* WORK REQUIRED:
Look through the material and copy each line holding "true".

* EXERCISE DATA:
⁂
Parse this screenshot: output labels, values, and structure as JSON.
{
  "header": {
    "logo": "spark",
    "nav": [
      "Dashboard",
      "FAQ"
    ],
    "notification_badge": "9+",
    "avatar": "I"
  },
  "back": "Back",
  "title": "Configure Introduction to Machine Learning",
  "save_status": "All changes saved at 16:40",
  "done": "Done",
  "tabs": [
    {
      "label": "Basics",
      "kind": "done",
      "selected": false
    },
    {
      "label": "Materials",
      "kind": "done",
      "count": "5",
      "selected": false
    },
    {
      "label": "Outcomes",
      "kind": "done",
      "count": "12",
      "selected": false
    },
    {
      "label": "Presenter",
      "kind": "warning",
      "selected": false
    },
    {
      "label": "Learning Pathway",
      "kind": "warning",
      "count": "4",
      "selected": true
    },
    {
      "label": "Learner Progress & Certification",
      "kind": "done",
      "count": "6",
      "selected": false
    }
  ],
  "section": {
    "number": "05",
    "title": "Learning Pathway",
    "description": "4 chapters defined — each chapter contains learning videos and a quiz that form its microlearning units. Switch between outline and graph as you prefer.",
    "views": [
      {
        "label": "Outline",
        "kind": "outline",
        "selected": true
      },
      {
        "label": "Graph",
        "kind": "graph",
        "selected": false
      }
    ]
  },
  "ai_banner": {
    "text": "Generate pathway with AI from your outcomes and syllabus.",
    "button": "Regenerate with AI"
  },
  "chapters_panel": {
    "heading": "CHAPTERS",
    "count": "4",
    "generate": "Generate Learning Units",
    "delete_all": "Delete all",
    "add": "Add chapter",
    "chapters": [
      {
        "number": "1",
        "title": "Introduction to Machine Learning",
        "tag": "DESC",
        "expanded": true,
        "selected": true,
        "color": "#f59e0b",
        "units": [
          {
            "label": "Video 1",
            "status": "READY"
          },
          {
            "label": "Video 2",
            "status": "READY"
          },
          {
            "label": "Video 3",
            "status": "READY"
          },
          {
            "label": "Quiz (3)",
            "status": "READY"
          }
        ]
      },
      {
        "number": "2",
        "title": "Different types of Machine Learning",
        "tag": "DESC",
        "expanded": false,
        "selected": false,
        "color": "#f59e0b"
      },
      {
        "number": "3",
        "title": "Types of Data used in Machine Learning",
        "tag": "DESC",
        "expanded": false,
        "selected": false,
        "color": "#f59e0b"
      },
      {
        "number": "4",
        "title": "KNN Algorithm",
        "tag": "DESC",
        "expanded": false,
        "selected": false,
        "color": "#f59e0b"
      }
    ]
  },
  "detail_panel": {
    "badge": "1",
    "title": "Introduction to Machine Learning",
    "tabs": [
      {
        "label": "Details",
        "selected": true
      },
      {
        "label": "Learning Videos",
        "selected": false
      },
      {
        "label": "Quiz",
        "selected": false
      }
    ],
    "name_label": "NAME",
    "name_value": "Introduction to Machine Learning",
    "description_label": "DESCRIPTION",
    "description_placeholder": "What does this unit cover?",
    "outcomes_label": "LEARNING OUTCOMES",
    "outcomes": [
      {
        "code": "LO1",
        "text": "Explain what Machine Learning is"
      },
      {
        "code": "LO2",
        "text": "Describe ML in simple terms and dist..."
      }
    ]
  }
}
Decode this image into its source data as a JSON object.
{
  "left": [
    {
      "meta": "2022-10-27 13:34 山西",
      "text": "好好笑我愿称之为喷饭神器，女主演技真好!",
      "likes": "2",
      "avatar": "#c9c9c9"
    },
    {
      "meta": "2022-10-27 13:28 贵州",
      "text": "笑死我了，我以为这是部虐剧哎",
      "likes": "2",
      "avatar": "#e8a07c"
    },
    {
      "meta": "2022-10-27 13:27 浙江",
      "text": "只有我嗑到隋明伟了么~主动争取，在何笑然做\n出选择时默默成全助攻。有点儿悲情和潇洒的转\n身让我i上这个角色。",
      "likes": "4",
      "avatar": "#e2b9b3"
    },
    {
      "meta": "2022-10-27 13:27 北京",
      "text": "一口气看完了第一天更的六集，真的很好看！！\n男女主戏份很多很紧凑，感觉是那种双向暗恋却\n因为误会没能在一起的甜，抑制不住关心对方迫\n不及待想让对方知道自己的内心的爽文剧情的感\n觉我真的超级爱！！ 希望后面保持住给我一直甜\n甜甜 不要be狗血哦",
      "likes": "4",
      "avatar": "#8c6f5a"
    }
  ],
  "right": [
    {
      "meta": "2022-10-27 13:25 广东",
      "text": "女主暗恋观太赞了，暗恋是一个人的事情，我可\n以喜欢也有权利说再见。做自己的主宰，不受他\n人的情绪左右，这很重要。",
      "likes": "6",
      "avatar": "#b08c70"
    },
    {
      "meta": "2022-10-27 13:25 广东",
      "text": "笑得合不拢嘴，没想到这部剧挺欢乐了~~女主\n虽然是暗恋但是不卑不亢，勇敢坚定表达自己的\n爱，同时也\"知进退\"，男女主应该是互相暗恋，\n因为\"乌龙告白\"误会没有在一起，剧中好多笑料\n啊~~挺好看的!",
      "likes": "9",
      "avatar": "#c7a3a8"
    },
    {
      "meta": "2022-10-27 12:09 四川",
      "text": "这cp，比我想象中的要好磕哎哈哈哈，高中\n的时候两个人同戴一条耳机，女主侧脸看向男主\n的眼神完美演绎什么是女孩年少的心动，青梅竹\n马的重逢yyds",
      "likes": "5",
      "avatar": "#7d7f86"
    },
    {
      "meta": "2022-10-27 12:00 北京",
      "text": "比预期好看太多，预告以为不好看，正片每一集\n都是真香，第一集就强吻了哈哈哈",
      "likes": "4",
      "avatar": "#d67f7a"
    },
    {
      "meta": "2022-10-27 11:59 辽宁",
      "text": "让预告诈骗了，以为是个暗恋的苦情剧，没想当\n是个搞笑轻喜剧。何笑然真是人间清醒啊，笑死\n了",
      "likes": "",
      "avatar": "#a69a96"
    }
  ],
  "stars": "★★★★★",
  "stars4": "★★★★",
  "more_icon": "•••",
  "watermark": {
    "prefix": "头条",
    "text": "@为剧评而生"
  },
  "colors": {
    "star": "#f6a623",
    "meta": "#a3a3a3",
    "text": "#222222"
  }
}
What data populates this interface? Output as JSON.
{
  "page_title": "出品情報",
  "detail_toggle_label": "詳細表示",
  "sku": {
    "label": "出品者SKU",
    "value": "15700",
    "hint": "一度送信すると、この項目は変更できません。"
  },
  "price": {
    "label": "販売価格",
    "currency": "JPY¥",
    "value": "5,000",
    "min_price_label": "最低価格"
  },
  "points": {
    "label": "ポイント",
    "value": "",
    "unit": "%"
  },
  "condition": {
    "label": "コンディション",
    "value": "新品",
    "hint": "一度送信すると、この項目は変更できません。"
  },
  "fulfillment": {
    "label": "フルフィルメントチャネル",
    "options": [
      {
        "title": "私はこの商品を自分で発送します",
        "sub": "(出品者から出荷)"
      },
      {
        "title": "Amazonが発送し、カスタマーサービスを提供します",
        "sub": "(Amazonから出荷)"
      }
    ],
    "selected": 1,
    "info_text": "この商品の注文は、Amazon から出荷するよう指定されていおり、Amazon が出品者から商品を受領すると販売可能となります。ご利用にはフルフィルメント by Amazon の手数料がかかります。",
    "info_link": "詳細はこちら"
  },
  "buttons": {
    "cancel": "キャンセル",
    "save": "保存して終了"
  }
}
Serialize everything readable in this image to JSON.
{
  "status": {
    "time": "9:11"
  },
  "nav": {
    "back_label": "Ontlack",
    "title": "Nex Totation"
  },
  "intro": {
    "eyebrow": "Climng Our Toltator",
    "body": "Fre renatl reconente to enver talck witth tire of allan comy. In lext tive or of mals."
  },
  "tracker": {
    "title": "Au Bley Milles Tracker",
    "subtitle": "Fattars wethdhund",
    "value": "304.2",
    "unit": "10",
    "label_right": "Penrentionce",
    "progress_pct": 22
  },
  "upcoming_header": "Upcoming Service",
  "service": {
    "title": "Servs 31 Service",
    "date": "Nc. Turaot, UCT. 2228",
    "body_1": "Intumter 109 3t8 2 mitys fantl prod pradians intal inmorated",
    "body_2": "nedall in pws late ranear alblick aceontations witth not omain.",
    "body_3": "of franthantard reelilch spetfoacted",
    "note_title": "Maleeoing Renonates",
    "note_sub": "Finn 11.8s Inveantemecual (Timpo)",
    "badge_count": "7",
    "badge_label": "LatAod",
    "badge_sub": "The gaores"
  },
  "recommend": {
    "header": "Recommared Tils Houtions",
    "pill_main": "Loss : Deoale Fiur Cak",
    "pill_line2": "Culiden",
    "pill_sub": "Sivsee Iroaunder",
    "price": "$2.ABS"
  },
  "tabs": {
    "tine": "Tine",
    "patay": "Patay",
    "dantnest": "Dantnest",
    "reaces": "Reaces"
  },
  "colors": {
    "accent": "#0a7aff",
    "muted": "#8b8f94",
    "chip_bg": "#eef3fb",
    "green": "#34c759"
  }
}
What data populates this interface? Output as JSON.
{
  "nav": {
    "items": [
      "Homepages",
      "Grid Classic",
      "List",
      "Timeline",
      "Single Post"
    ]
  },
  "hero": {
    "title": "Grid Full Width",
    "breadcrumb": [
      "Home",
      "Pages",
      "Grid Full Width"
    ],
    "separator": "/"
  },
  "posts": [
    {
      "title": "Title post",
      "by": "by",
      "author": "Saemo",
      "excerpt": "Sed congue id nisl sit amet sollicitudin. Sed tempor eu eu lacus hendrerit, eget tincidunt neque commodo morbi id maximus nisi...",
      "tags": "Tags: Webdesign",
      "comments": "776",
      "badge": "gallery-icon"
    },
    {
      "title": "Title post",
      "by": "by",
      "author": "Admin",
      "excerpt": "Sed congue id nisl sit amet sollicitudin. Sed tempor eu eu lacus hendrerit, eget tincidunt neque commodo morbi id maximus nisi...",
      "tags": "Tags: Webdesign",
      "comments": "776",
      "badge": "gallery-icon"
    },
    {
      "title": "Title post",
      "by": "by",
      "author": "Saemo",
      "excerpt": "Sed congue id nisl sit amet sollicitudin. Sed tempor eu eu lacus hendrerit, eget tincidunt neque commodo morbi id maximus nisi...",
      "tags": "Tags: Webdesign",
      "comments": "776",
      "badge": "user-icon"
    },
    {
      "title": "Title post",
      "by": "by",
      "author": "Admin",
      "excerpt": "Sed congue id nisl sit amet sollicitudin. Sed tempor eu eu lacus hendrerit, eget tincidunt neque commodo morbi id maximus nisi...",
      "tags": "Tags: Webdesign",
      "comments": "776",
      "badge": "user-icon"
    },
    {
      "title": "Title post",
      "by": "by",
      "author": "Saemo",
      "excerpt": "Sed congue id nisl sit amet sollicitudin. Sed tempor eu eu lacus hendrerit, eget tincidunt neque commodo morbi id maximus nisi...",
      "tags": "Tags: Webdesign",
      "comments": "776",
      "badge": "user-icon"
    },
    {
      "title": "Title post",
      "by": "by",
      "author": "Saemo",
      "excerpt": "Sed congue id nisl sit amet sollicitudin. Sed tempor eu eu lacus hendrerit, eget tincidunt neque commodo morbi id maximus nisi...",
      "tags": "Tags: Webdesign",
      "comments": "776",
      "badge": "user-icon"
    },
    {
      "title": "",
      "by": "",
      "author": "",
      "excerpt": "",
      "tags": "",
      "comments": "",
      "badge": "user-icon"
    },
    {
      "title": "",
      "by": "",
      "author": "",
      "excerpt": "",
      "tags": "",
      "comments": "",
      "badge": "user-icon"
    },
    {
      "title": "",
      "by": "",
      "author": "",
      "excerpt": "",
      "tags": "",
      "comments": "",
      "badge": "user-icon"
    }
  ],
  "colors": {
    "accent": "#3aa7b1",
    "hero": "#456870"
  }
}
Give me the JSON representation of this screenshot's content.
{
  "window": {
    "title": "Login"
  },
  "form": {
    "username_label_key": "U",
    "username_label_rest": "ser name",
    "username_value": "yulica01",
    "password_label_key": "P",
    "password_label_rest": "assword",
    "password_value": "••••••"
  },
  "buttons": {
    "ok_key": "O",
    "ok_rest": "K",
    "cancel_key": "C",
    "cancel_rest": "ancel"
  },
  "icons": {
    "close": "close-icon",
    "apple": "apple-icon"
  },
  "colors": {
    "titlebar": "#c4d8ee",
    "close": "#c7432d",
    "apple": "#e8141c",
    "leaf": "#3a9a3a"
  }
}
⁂
* TASK SOLUTION:
      "selected": true
        "selected": true
        "expanded": true,
        "selected": true,
        "selected": true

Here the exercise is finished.